[Dataset rows describing interfaces]
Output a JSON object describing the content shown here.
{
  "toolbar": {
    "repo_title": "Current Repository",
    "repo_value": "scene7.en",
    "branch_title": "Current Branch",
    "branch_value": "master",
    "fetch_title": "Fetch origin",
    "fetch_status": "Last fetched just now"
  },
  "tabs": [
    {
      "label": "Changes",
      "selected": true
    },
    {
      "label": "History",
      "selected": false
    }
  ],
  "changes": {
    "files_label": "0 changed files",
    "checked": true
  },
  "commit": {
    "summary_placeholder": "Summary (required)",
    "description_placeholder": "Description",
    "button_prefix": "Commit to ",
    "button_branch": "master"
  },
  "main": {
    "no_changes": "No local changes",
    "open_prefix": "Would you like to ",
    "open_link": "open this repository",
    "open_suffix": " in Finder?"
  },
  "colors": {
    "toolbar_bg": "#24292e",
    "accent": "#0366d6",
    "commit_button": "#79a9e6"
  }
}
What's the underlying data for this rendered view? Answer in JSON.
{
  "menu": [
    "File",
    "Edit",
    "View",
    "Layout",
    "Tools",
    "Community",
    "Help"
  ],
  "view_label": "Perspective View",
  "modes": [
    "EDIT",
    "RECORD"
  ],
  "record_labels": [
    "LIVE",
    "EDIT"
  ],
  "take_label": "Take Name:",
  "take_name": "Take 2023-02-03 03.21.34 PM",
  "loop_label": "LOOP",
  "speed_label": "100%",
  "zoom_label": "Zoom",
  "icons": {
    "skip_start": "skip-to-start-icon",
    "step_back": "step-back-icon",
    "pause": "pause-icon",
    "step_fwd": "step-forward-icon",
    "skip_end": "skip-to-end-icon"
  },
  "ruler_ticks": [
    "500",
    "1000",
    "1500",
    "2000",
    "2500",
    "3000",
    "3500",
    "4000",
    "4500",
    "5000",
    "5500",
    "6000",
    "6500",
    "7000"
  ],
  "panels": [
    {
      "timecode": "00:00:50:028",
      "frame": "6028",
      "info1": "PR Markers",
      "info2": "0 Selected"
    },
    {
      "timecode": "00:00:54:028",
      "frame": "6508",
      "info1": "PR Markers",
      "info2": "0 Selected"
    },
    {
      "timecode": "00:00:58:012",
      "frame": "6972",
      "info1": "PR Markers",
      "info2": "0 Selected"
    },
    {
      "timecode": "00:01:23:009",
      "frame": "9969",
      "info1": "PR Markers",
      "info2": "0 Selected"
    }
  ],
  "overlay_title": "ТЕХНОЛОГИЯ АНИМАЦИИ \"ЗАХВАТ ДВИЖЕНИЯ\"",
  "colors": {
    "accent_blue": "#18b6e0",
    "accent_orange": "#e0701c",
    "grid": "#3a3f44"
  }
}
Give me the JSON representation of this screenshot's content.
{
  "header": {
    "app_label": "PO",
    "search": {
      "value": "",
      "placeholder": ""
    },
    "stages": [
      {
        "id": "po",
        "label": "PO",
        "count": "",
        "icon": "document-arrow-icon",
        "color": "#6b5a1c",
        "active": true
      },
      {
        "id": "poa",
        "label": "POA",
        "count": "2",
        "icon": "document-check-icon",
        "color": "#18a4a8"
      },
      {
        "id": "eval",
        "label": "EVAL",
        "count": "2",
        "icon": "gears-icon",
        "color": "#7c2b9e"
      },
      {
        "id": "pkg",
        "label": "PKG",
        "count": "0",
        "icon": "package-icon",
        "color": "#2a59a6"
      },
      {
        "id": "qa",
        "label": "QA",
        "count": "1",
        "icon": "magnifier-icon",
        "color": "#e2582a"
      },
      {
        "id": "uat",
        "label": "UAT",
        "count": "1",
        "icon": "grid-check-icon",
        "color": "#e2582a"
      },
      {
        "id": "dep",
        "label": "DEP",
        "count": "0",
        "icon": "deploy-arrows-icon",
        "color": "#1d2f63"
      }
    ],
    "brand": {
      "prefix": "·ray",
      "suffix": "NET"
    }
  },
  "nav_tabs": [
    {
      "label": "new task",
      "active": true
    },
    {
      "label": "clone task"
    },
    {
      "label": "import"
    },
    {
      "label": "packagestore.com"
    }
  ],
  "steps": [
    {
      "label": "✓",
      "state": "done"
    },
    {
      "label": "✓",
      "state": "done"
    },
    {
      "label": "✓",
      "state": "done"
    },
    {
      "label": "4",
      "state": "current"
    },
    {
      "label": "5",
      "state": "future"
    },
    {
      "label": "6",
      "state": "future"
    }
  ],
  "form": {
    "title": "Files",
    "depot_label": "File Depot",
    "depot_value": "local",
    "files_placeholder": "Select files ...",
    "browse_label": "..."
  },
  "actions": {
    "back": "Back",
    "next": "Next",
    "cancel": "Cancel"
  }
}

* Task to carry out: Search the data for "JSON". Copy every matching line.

* Written response:
Output a JSON object describing the content shown here.
What's the underlying data for this rendered view? Answer in JSON.
Give me the JSON representation of this screenshot's content.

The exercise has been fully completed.